Implement Listening Strategies
Listening is a particularly hard skill to master for managers of remote teams. That is why it is important to come in with an attitude that is listening-focused. It’s pretty tough to pick up on the non-verbal communication signs that you normally rely on as a manager, so you need to think outside the box when planning listening strategies. There is a lot of research pointing towards the fact that employees who feel heard are almost 500% more likely to perform at their best, be engaged, and ultimately be more productive. A great way to do this is by running a pulse survey. Pulse surveys are like you putting your finger on your employees’ pulse, giving you insights into how the health and wellbeing of your employees and how engaged and productive they are.
Communication between team members has a large impact on everything from employee wellbeing to the innovations produced by your employees. It is very important to encourage open and laissez-faire communication between members of your remote teams.

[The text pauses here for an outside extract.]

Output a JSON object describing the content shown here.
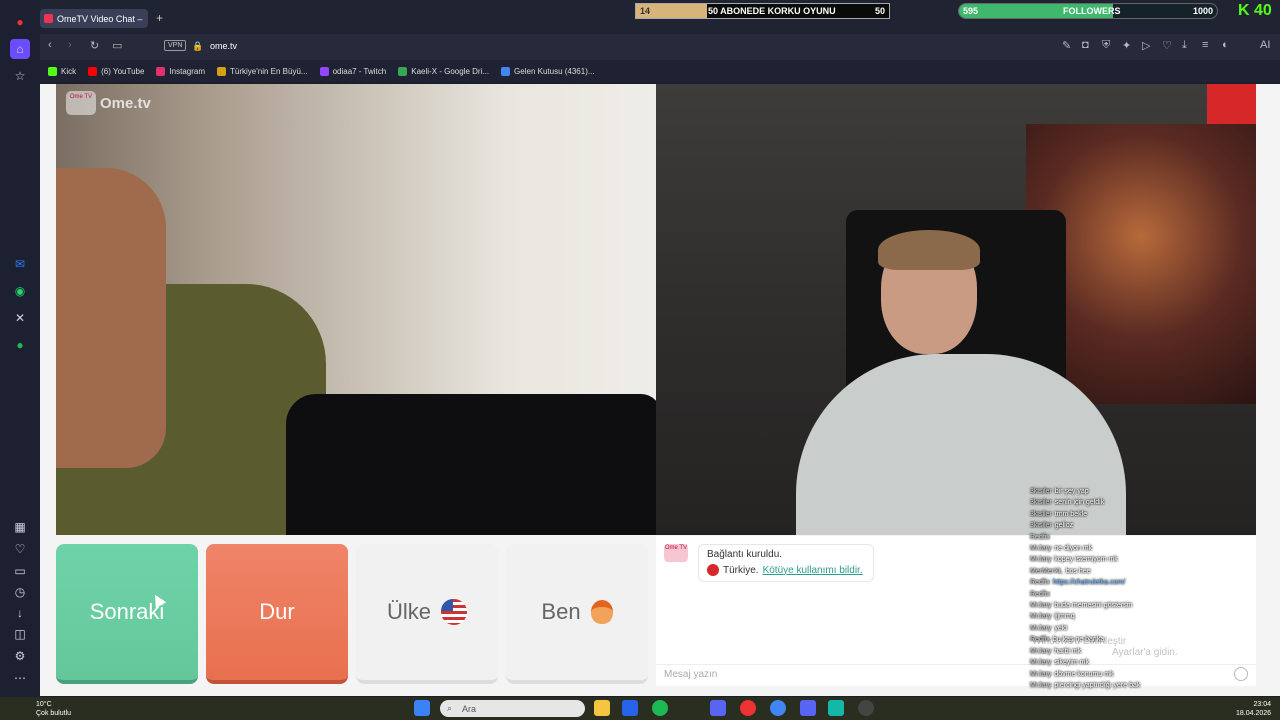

There are many ways that managers can encourage communication:
- Take advantage of communication technology like Google Hangouts, Zoom, or Slack and encourage employees to use them
- Host group meetings
- Downtime meetups are a great way of making sure your employees don’t feel too lonely. You could suggest employees schedule coffee dates or try to plan virtual team-building events like online cooking classes
Communication has a huge impact on remote working culture and employee wellbeing and can help avoid workplace loneliness (which research shows has a big impact on job performance).
By nature, people are social creatures, so remote work can be difficult, especially for those who are new to it. It is important to remember that everyone will deal with remote work differently. Show empathy as a manager. That doesn’t mean allowing slacking-off the whole time but practicing a little bit of patience and understanding. – it is sure not to go unnoticed by your team members.